In the upper reaches of the Chesapeake Bay there occur two distinctive distributions of suspended sediment and associated patterns of sediment transport. During the spring freshet the Susquehanna River overpowers the characteristic net nontidal estuarine circulation in the upper 20 to 30 kilometers of the estuary, and the net flow and sediment transport are seaward at all depths. The marked decrease seaward of the concentration of suspended sediment in the upper bay reveals the close link, during the freshet, between the suspended sediment population and the principal ultimate source of sediment—the Susquehanna River.
With subsiding river flow the net nontidal estuarine circulation is reestablished in the upper bay, and a turbidity maximum is formed.

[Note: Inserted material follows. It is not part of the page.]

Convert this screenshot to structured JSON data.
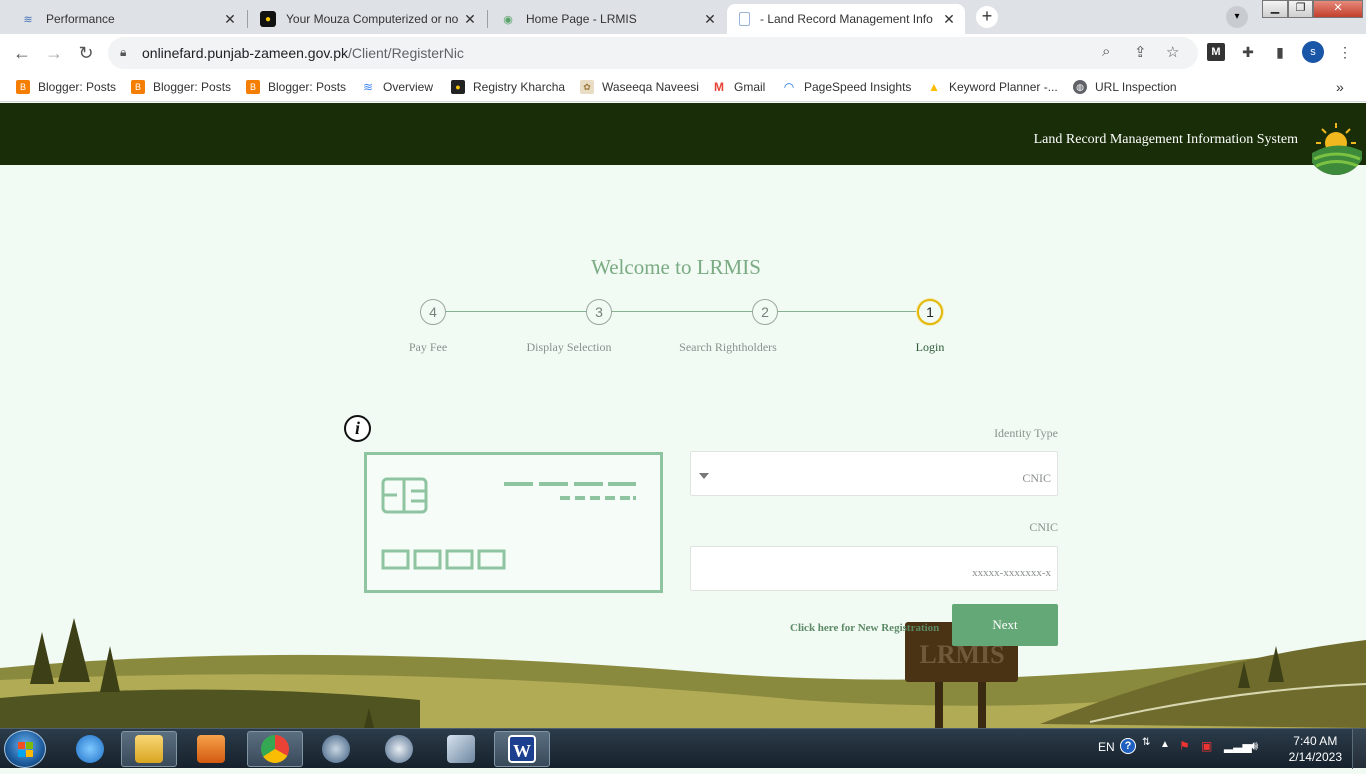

The high concentrations of suspended sediment, greater than those either farther upstream in the source river or farther seaward in the estuary, are produced and maintained primarily by the periodic resuspension of bottom sediment by tidal scour and by the sediment trap created in the upper reaches of the estuarine circulation regime.